streets which are at the foot of the fortifications form a little village with
a strong personality.
two main streets are the Rue de la Barbacane (Barbican Street) and the
Rue de la Trivalle, we often call "la Trivalle". Restaurants,
cafés, antiques, exhibition houses, this "village" also has
much to offer.
Every year in september
takes place on "la Trivalle" a big flea market. All the inhabitants
gather in the street, eat, drink, sing, dance, buy and sell all kind of stuff
in a very friendly atmosphere.
But there are other reasons
to saunter along la Trivalle. Mansions, chapels are scattered along this street,
which is moreover one of the oldest in Carcassonne.
bell tower of the ancient Ste Marie du Sauveur Chapel dominates the roofs
of la Trivalle. It was reconstructed in the 16th century on the site of Carcassonne's
very first cathedral. Pope Urbanus II preached here in 1096 !
little bit further don't miss Montmorency's House. This nice house with
wooden framings was recently renovated and very well highlighted. Its name comes
from the Wars of Religions, when the Cité was catholic and the Lower
Town was protestant.
House is away from the main touristic sites, so you could walk near it without
even seeing it. But it is really worth walking a few metres more and discover
this beautiful 16th century house with its circular turret.
the way up to the Cité a very long fresco unwinds the medieval history
of the Cathar Country and the Crusade. It was made by artists coming from Lyon
and who are specialized in painted walls. All those beautiful designs help understand
the events that took place here in the 13th century and changed the destiny
of the Languedoc.
Finally, the Hôtel

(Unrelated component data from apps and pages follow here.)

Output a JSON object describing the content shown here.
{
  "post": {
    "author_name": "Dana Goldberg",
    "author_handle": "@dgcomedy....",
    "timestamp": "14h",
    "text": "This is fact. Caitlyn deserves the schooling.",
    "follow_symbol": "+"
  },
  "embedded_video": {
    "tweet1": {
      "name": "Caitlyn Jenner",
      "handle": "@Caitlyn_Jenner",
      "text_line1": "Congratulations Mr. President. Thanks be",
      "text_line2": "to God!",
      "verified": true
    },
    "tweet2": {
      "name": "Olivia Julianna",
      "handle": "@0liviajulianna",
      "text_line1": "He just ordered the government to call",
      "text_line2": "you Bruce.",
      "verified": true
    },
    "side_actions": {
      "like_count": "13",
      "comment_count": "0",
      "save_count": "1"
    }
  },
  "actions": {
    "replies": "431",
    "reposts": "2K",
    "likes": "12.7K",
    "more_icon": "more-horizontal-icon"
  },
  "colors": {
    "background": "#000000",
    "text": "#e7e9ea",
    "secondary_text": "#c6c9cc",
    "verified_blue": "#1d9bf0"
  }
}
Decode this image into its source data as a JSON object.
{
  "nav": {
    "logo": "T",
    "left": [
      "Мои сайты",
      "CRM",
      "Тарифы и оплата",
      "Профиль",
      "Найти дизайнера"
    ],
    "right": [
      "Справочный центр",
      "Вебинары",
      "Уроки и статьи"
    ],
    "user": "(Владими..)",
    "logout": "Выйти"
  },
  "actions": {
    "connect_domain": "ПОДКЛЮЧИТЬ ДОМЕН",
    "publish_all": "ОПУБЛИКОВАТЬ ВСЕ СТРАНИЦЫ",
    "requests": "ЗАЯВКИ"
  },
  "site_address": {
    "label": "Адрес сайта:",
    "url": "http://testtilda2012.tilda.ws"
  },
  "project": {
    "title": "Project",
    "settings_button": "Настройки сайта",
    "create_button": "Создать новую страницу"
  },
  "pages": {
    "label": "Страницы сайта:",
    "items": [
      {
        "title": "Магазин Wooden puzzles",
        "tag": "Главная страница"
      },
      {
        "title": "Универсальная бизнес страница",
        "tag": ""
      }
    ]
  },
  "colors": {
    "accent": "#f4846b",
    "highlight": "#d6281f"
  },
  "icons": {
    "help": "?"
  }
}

de Pelletier du Claux is a nice mansion situated in the middle of la Trivalle.
During the Middle Ages this house belonged to businessmen who enriched thanks
to textile industry and trade and who were even ennobled. La Trivalle sheltered
woollen fabrics for centuries.
The mansion was rebuilt
after the Wars of Religions, la Trivalle had to suffer from these wars, being
plundered several times.